I attended the National Crisis of Race and Policing meeting initiated by the Beloved Community Center at Bethel AME Church on Monday, July 11.
A number of liberal and black organizations were listed as sponsors, but it turned out to be just another meeting called by Rev. Nelson Johnson of the Beloved Community Center, and another opportunity for him to give the same speech he has been giving for 40 years.
In the 1970s, Nelson Johnson became a communist and was a member of the Communist Workers Party that infamously had a shootout with the Klan and Nazis in Morningside Homes in November 1979.
At that time, the communists were calling for a violent overthrow of the US government. The communists said that tens of thousands of people would have to die but that the government had to be overthrown.
Nelson Johnson’s rhetoric has changed over the years; he now calls for systemic change. He said Monday night that it didn’t matter if Greensboro had a new police chief, a new city manager and a new mayor, that it was the system that was corrupt and had to be changed. He said that in Greensboro, we need to “uproot this cuture and put in place a different culture.” Different words but the same message.
Nelson Johnson talked about the history of slavery in this country and how whites had to pay for that history. Slavery ended in the US in 1865.
Sitting there listening to Nelson Johnson, I heard the same speech I have heard him give for the past 25 years, and the same speech I have read about him giving since the 1970s.
Nelson Johnson ignores the fact that the country has moved forward, perhaps not as fast as he would like, but it has moved forward.
In 1979, the idea that the people of the United States would elect a black man as president was a pipe dream. Today it is a reality.
In Greensboro we have elected a black mayor and have had black city managers, police chiefs, chairmen of the Guilford County Board of Commissioners, school superintendents, city councilmembers, county commissioners, North Carolina Supreme Court judges and a black county manager and chairman of the Guilford County Board of Education. The public schools in Greensboro have been integrated for 59 years.
The country has moved on, but Nelson Johnson talks about the days of Jim Crow and segregation.

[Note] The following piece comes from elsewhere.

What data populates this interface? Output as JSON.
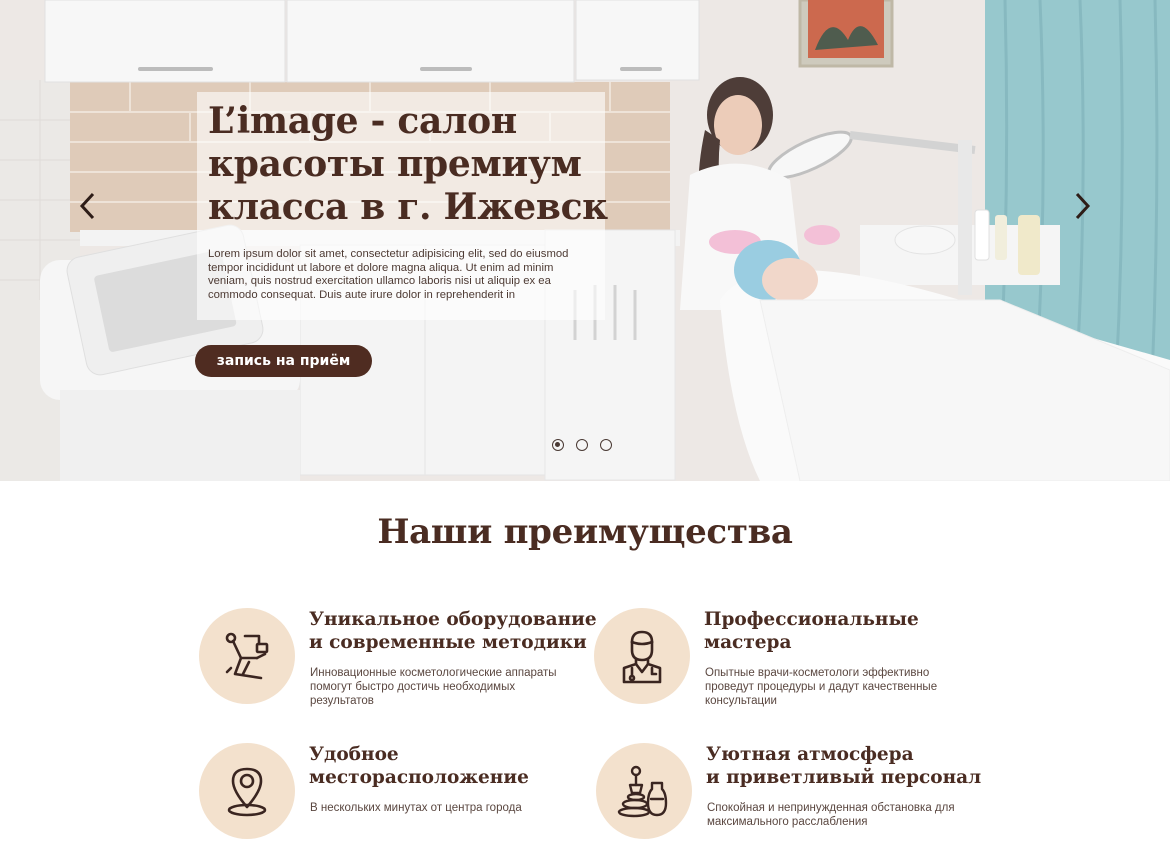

The solution he sees to the problems in society is the overthrow of the government, or, in today’s terms, systemic change in the government. The change that society has chosen is more gradual, but it is moving forward.
Is there still racism today? Absolutely. A couple of weeks ago we had a photo of a black man dancing with a white woman on the cover. We received a phone call from a man who said he would never read our paper again. He and Johnson both appear to be caught in the past.
On one of the back rows of Bethel AME Church on Monday sat former Chairman of the Guilford County Board of Commissioners Skip Alston. He was not just the chairman of the Board of Commissioners, he was also the most powerful person in Guilford County government for years. When Alston was chairman, nothing was done without his approval.
On one of the front rows sat Mayor Pro Tem Yvonne Johnson. She was first elected to the City Council in 1993. She was the first black candidate elected to an at-large seat on the Greensboro City Council under its current system. She was the first black mayor pro tem and the first black mayor. She has been on the City Council since 1993, except for two years when she lost her re-election bid as mayor in 2009.
Yvonne Johnson is as powerful as any member of the City Council. She almost always votes with the majority or the majority almost always votes with her. Those of us who follow the actions of the City Council know that if you can find out how Yvonne Johnson will vote, you know what the City Council is going to do over 90 percent of the time.
Yvonne Johnson has not been on the City Council for over 20 years because she only has the support of the black community. She has been on the City Council because she has support of the majority of voters in Greensboro of all races.
Greensboro has had three black police chiefs. The first, Sylvester Daughtry, became chief in 1987 and was chief until he retired in 1998. He was followed by Chief Robert White, who was chief until 2003. Tim Bellamy was chief from 2007 to 2010.
If there is inherent racism in the Greensboro Police Department then these men have to take some responsibility because, except for the three years from 1987 to 2010, the Police Department was led by a black man. Two of them, Daughtry and Bellamy, came up through the ranks, starting as patrol officers.
The very church where Nelson Johnson was speaking held a good mix of the people of Greensboro. The church was packed, with chairs in the aisles and people sitting in the choir loft. My estimate of the crowd was about 50 percent black and 50 percent white.
It would have been a good time for a speech about how far Greensboro has come, but instead Nelson Johnson gave a speech on how bad Greensboro is and how bad the Police Department is. Two black deputy police chiefs were in the audience.
Nelson Johnson did say that the goal was “to build unity” and “to transform not just the Police Department but the City of Greensboro.”
Greensboro is transforming, but it seems Nelson Johnson hasn’t noticed.